--- EXERCISE INSTRUCTIONS ---
Give back the entries in full, exactly as they are written.

--- EXERCISE DATA ---
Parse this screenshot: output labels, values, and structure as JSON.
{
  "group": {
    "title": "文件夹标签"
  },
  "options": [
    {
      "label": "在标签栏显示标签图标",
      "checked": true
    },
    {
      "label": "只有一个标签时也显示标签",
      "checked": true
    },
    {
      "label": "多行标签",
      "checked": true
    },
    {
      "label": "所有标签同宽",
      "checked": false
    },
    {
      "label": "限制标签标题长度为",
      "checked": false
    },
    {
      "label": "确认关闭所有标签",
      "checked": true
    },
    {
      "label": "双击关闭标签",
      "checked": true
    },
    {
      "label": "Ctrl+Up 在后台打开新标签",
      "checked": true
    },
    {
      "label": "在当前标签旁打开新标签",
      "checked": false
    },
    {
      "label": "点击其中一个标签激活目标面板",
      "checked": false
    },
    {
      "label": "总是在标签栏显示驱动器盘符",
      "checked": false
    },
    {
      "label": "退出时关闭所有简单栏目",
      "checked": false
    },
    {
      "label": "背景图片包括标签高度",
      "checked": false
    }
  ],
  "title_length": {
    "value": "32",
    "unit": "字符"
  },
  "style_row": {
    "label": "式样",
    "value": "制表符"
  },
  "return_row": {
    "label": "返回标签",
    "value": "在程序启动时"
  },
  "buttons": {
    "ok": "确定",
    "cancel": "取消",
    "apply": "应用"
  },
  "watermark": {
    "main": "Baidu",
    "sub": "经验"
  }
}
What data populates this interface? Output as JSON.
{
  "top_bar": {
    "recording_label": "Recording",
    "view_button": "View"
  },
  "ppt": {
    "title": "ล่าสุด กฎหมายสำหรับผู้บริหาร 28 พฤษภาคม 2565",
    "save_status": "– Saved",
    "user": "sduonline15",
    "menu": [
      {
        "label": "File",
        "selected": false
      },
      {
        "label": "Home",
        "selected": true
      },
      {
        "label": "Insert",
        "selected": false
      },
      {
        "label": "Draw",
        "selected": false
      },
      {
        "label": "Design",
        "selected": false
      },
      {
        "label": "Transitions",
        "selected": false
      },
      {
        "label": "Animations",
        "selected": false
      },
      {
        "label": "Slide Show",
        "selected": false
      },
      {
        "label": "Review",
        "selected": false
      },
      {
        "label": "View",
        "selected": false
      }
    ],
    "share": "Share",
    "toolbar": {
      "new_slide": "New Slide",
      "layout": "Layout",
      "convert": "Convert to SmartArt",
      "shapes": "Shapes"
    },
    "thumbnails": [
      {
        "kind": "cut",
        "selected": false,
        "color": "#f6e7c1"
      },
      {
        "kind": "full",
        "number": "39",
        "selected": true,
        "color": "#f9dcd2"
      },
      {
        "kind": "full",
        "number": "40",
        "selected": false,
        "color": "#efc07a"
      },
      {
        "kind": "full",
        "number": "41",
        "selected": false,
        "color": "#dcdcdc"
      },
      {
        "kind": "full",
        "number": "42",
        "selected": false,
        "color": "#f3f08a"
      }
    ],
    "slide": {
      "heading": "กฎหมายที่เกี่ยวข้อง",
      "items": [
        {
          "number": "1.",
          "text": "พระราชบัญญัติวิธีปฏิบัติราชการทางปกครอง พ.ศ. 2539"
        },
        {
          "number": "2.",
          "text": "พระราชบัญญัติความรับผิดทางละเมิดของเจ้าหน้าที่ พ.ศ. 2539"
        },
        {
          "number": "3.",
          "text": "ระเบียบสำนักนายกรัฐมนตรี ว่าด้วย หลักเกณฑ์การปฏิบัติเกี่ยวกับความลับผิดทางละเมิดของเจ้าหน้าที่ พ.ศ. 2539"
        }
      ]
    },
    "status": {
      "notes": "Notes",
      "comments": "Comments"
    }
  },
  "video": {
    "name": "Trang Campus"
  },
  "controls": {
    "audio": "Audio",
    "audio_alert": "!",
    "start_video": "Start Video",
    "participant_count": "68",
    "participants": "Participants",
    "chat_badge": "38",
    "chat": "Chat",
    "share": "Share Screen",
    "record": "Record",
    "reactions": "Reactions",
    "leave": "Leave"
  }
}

--- WORKED SOLUTION ---
Parse this screenshot: output labels, values, and structure as JSON.
{
  "group": {
    "title": "文件夹标签"
  },
  "options": [
    {
      "label": "在标签栏显示标签图标",
      "checked": true
    },
    {
      "label": "只有一个标签时也显示标签",
      "checked": true
    },
    {
      "label": "多行标签",
      "checked": true
    },
    {
      "label": "所有标签同宽",
      "checked": false
    },
    {
      "label": "限制标签标题长度为",
      "checked": false
    },
    {
      "label": "确认关闭所有标签",
      "checked": true
    },
    {
      "label": "双击关闭标签",
      "checked": true
    },
    {
      "label": "Ctrl+Up 在后台打开新标签",
      "checked": true
    },
    {
      "label": "在当前标签旁打开新标签",
      "checked": false
    },
    {
      "label": "点击其中一个标签激活目标面板",
      "checked": false
    },
    {
      "label": "总是在标签栏显示驱动器盘符",
      "checked": false
    },
    {
      "label": "退出时关闭所有简单栏目",
      "checked": false
    },
    {
      "label": "背景图片包括标签高度",
      "checked": false
    }
  ],
  "title_length": {
    "value": "32",
    "unit": "字符"
  },
  "style_row": {
    "label": "式样",
    "value": "制表符"
  },
  "return_row": {
    "label": "返回标签",
    "value": "在程序启动时"
  },
  "buttons": {
    "ok": "确定",
    "cancel": "取消",
    "apply": "应用"
  },
  "watermark": {
    "main": "Baidu",
    "sub": "经验"
  }
}
What data populates this interface? Output as JSON.
{
  "top_bar": {
    "recording_label": "Recording",
    "view_button": "View"
  },
  "ppt": {
    "title": "ล่าสุด กฎหมายสำหรับผู้บริหาร 28 พฤษภาคม 2565",
    "save_status": "– Saved",
    "user": "sduonline15",
    "menu": [
      {
        "label": "File",
        "selected": false
      },
      {
        "label": "Home",
        "selected": true
      },
      {
        "label": "Insert",
        "selected": false
      },
      {
        "label": "Draw",
        "selected": false
      },
      {
        "label": "Design",
        "selected": false
      },
      {
        "label": "Transitions",
        "selected": false
      },
      {
        "label": "Animations",
        "selected": false
      },
      {
        "label": "Slide Show",
        "selected": false
      },
      {
        "label": "Review",
        "selected": false
      },
      {
        "label": "View",
        "selected": false
      }
    ],
    "share": "Share",
    "toolbar": {
      "new_slide": "New Slide",
      "layout": "Layout",
      "convert": "Convert to SmartArt",
      "shapes": "Shapes"
    },
    "thumbnails": [
      {
        "kind": "cut",
        "selected": false,
        "color": "#f6e7c1"
      },
      {
        "kind": "full",
        "number": "39",
        "selected": true,
        "color": "#f9dcd2"
      },
      {
        "kind": "full",
        "number": "40",
        "selected": false,
        "color": "#efc07a"
      },
      {
        "kind": "full",
        "number": "41",
        "selected": false,
        "color": "#dcdcdc"
      },
      {
        "kind": "full",
        "number": "42",
        "selected": false,
        "color": "#f3f08a"
      }
    ],
    "slide": {
      "heading": "กฎหมายที่เกี่ยวข้อง",
      "items": [
        {
          "number": "1.",
          "text": "พระราชบัญญัติวิธีปฏิบัติราชการทางปกครอง พ.ศ. 2539"
        },
        {
          "number": "2.",
          "text": "พระราชบัญญัติความรับผิดทางละเมิดของเจ้าหน้าที่ พ.ศ. 2539"
        },
        {
          "number": "3.",
          "text": "ระเบียบสำนักนายกรัฐมนตรี ว่าด้วย หลักเกณฑ์การปฏิบัติเกี่ยวกับความลับผิดทางละเมิดของเจ้าหน้าที่ พ.ศ. 2539"
        }
      ]
    },
    "status": {
      "notes": "Notes",
      "comments": "Comments"
    }
  },
  "video": {
    "name": "Trang Campus"
  },
  "controls": {
    "audio": "Audio",
    "audio_alert": "!",
    "start_video": "Start Video",
    "participant_count": "68",
    "participants": "Participants",
    "chat_badge": "38",
    "chat": "Chat",
    "share": "Share Screen",
    "record": "Record",
    "reactions": "Reactions",
    "leave": "Leave"
  }
}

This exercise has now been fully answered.